Transformer asset management – do more with less
With an average age in industrial plants of 30 years and in utilities of 40 years, the world’s transformer fleet is aging – and is incurring associated increasing replacement and repair costs, and risk of failure. The economic pressures of deregulated and competitive markets, and the tendency to overload transformers, only exacerbates matters. Many transformers are now also operated beyond their recommended life span in order to smooth investment peaks. These conditions make it imperative to adopt life-prolonging measures and to optimize transformer maintenance. One significant maintenance optimization strategy is to replace simple time based maintenance that mitigates risk by doing everything, every year, for all transformers, with a more sophisticated condition-based maintenance strategy – i.e., focusing maintenance on high-risk transformers. It is estimated that a life extension of 5 to 15 years can be achieved with properly focused preventive maintenance programs. The ABB Ability Transformer Intelligence portfolio supports this strategy shift by focusing on three elements: monitoring hardware, interpretation software and expert service.
The benefits of condition assessment
On a long-term and strategic level, a condition assessment study gives top management a clear picture of the maintenance and renewal investments that are required over the next 20 to 30 years to provide asset reliability and availability. This type of insight provides solid information to compare different asset management strategies and choose the approach that best supports the overall technical and financial strategy of the company. In the medium term, a condition assessment gives asset managers the input necessary to make the best use of maintenance or replacement budgets. Funds can be allocated to units that show the best return on investment while reducing technical and environmental operation risks. And in the short term, the assessment can tell the maintenance manager how to apply the maintenance actions that secure the asset reliability required.
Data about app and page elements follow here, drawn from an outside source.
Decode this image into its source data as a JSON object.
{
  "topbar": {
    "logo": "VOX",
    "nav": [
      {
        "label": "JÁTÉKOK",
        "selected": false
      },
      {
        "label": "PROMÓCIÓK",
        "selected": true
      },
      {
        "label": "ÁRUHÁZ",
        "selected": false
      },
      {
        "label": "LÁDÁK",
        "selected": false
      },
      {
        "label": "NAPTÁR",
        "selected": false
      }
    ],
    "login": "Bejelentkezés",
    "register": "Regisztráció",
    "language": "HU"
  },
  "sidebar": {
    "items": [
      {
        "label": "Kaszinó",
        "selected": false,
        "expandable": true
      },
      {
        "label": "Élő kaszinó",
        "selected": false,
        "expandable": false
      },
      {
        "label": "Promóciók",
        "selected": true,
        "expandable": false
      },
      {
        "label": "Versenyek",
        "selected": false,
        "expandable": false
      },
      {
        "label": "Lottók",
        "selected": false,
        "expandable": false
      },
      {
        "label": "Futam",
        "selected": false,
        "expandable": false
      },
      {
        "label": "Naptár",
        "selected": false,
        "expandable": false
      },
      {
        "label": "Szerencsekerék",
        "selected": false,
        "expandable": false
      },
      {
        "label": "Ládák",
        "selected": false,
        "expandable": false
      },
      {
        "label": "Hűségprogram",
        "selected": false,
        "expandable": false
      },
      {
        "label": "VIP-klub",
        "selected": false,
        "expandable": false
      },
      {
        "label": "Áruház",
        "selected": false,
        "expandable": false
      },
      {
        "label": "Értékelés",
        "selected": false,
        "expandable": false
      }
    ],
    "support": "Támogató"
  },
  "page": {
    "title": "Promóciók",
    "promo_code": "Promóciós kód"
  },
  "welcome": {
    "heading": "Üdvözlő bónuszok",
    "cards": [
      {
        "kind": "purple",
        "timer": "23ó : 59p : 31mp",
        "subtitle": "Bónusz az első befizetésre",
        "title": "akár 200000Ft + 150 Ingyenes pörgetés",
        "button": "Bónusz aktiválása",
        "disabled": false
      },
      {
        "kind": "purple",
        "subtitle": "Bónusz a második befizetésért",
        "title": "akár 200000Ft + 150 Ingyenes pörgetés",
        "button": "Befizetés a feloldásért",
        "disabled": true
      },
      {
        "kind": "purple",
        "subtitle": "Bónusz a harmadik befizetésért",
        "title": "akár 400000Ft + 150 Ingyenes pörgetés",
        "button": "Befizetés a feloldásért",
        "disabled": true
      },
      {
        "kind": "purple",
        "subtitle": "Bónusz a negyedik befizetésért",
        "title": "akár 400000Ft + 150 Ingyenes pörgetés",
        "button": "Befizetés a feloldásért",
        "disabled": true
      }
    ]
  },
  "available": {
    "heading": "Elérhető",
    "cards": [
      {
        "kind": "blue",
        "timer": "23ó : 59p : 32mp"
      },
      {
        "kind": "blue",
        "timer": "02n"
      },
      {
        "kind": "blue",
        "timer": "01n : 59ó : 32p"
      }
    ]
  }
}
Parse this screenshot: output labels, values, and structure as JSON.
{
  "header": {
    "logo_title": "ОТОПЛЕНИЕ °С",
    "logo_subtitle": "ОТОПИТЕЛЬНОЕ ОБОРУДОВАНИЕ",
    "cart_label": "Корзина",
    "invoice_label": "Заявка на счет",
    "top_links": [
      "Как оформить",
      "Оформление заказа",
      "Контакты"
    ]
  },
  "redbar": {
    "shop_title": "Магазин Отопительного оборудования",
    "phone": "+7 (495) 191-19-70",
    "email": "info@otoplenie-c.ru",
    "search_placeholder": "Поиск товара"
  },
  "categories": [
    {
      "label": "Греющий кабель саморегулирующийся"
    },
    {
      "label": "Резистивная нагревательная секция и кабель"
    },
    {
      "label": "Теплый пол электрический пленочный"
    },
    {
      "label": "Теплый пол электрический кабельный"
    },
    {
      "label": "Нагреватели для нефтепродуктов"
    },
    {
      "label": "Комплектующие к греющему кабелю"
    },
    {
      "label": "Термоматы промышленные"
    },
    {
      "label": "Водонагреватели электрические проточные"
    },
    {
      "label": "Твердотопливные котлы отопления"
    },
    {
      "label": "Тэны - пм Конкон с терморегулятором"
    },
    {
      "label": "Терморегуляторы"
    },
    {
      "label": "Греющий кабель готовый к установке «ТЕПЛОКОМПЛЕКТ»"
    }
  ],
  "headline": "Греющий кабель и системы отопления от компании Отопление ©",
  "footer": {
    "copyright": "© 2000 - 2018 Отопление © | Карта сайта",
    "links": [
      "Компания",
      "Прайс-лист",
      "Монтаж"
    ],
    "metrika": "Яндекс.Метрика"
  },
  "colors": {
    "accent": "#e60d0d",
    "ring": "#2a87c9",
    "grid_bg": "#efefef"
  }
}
Plug and play devices to unlock even more value from the transformer
A CIGRE study has shown that transformer monitoring can reduce the risk of catastrophic failures by 50 percent and that early problem detection can reduce repair costs by 75 percent and loss of revenue by 60 percent. Furthermore, annual cost savings can amount to 2 percent of the price of a new transformer – i.e., approximately $40,000 to $80,000. Transformer monitoring, then, makes good financial sense.